With many in the US turned off to any military involvement because of the wars in Iraq and Afghanistan, many consider this action a tough sale to the American people.

For the average person who doesn’t follow foreign affairs, it’s very complicated to understand what’s going on half a world away in the Middle East, but a civil war going on right now in Syria could cause the US to act and put American lives at stake.

Syria is a country in the Middle East where tens of thousands are dead and millions are on the run because of a violent civil war.

Many believe Syria’s president, Bashar al-Assad, used chemical weapons to kill thousands of his enemies, including children.

This goes against many agreements the US and our allies have against suing weapons of mass destruction.

For this reason President Barack Obama says the U.S. must act by stepping in with a limited military action.

Instead of ordering the attack, Obama is asking Congress for approval.

He did this after the urging of Congressman Steve Cohen and many others to do so.

“Only Congress can declare war. And while we’ve taken the fiction for many occurrences that shooting 200 missiles into a nation is just hostilities, I think that’s war,” said Cohen.

Critics say the president doesn’t need approval because the military action is a limited strike, not a war.

Congress won’t be back to vote for another week, and some believe the president should order them back for a special session to solve the problem sooner rather than later.

“Just go do it. Get out. Don’t let it hang around for a few years. If there’s a problem hit it and come back, simple,” said Jason Smith.
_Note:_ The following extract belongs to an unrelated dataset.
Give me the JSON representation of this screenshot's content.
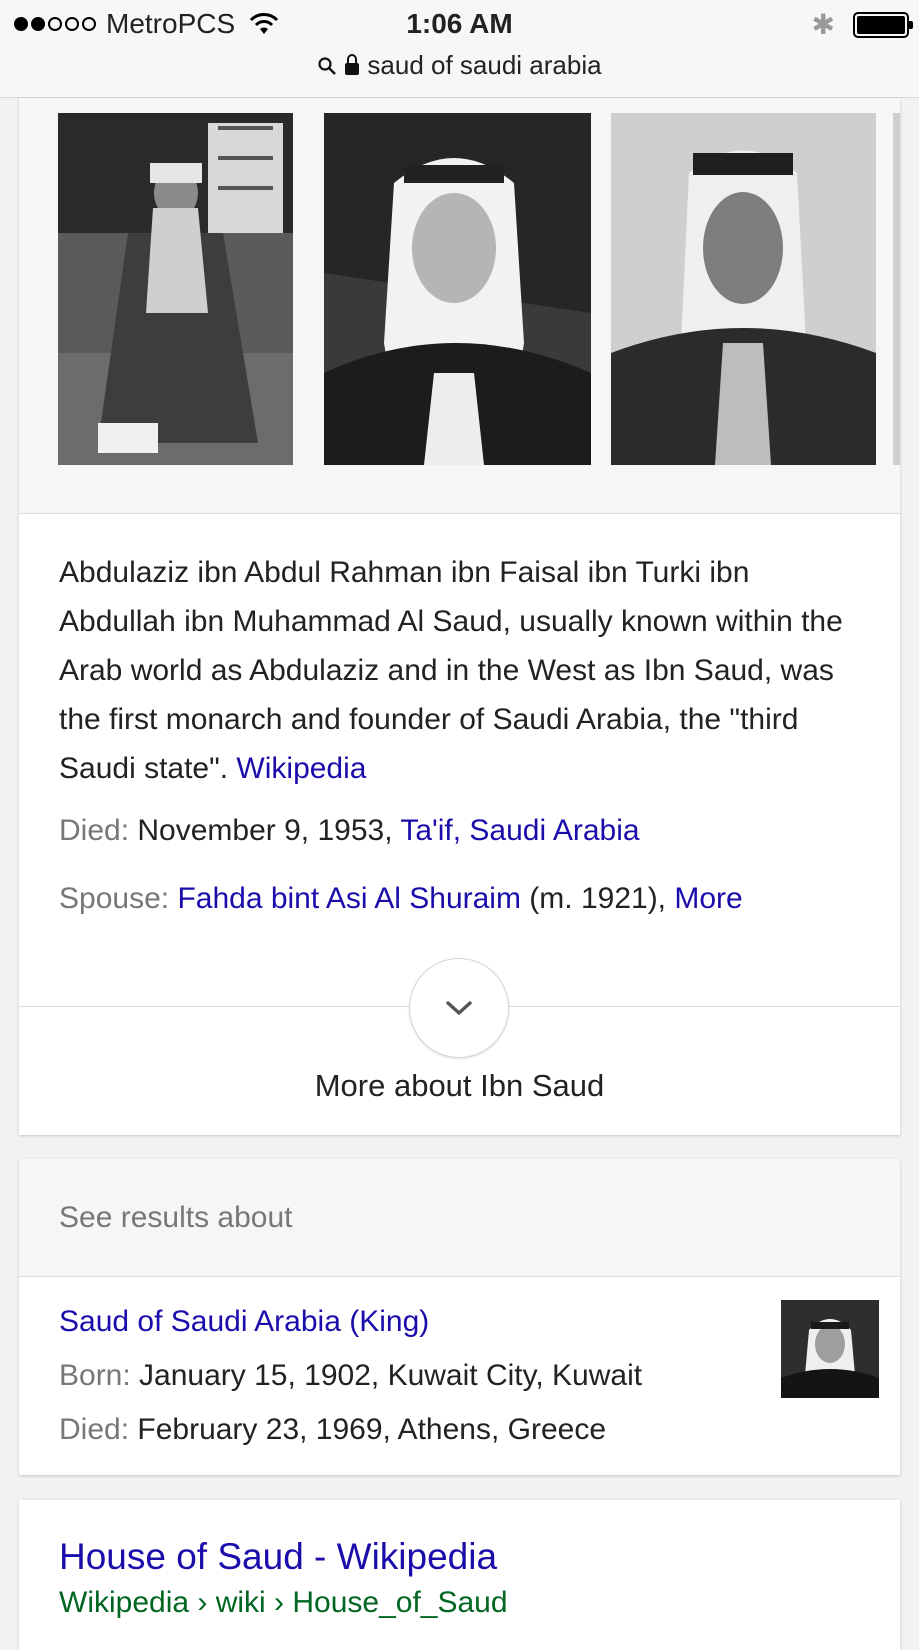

Foreign policy experts say it may not be that simple, and Syrian ally Iran indicated it may retaliate if the US strikes.